Take corruption seriously, former T&T integrity boss tells region
Kenneth Gordon, former chairman of the Integrity Commission in Trinidad and Tobago, is calling for Caribbean leaders to take issues of corruption seriously if they are to see transformation in their respective countries.
Making reference to an address made by Anthony Carmona, president of Trinidad and Tobago, during the launch of the Caribbean Association of Integrity Commissions earlier this month, Gordon said that it was imperative that development issues be tackled with balance and fairness.
Carmona, in his address, emphasised that confidentiality must be the bedrock of integrity commissions and referred to expressions of concern relayed to him about the security of personal information.
"(There are) fundamental issues which, in the past, have tended to be swept under the carpet. However, if the Caribbean is serious about transformational change, it must address the issues wherever they exist and be guided in the search for answers," he said in a statement.
"We make these comments with disappointment but without acrimony. It may not be politically correct to do so, but their importance rises above all other considerations if the integrity commissions of the region are to function effectively," he continued.
In his advice to leaders in Trinidad, he noted that there was need to make amendments to the Prevention of Corruption Act in a bid to ensure that leaders are held accountable.

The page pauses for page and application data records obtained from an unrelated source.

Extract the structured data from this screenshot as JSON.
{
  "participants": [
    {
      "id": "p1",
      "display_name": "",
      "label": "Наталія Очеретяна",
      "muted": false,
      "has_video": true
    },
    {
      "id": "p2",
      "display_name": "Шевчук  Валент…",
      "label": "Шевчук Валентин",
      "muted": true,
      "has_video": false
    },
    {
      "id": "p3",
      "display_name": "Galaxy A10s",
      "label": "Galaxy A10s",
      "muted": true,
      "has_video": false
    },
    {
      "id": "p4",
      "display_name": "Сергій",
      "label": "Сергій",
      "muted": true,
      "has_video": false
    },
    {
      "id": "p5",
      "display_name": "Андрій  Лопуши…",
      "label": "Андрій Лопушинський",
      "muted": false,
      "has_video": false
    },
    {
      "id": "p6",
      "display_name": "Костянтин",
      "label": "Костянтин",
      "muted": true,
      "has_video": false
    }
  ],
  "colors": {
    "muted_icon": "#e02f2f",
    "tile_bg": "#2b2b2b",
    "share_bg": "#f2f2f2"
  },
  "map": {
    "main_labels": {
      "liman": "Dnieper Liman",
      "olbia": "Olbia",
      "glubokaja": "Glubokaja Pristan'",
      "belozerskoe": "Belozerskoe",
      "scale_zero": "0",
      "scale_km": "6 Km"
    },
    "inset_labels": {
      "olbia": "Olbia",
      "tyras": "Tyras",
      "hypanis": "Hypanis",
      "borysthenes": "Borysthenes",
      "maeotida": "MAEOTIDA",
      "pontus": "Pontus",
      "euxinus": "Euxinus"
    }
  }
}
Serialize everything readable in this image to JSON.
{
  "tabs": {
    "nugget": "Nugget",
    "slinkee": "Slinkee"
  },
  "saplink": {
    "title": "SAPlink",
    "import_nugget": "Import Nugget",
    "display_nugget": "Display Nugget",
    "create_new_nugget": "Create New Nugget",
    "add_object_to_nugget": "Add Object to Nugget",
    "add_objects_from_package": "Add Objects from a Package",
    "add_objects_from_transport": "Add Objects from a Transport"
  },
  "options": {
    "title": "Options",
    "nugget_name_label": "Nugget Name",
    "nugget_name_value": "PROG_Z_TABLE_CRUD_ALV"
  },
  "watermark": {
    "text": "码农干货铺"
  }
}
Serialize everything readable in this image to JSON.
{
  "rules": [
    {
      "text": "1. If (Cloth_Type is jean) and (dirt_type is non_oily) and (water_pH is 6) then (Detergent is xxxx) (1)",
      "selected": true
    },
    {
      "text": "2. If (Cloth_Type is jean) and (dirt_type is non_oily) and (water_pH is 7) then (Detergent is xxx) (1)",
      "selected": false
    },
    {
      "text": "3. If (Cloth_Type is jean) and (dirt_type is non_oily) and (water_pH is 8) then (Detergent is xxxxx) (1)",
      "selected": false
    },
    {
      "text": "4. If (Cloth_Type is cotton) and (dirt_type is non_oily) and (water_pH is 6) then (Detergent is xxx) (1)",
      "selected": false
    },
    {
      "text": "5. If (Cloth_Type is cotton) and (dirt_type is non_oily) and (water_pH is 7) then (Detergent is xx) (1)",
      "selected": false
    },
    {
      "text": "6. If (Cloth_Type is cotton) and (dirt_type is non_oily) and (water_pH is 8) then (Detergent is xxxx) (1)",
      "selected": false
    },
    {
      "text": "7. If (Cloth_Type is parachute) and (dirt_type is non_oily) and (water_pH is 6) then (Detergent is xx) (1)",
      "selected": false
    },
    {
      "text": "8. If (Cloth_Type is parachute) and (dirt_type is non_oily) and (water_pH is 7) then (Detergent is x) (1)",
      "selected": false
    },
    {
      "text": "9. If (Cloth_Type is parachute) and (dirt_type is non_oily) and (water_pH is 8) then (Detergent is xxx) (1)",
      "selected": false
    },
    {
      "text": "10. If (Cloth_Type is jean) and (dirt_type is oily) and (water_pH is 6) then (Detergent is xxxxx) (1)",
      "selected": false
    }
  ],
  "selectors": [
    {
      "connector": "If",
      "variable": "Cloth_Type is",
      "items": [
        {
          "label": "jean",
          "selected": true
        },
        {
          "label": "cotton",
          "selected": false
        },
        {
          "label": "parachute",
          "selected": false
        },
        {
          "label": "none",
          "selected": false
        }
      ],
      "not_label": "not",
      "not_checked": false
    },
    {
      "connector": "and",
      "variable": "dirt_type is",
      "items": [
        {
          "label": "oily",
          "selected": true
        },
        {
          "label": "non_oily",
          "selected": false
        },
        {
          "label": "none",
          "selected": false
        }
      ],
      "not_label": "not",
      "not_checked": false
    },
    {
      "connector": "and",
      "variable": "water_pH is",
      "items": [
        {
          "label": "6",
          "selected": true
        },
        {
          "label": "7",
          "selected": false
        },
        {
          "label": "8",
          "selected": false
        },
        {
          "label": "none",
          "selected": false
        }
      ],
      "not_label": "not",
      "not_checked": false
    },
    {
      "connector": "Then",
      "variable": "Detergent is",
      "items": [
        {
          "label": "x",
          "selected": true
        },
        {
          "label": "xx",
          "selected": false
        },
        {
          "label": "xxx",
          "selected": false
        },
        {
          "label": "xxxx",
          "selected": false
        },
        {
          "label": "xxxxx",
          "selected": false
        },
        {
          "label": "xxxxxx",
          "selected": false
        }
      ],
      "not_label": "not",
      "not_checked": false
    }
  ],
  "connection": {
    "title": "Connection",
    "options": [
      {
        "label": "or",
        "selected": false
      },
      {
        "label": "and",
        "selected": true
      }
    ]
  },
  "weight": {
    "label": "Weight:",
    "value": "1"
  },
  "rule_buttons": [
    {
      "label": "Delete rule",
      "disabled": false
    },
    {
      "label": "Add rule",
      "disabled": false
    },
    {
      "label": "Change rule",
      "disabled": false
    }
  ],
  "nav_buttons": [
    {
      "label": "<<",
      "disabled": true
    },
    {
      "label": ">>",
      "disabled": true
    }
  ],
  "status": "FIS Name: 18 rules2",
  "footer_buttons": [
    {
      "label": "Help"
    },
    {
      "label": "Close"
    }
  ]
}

He, therefore, recommended making illegal a number of corrupt activities, which are not currently captured, and by making provision for the acceptance of a bribe to be an offence notwithstanding that the purpose of the bribe was not carried out.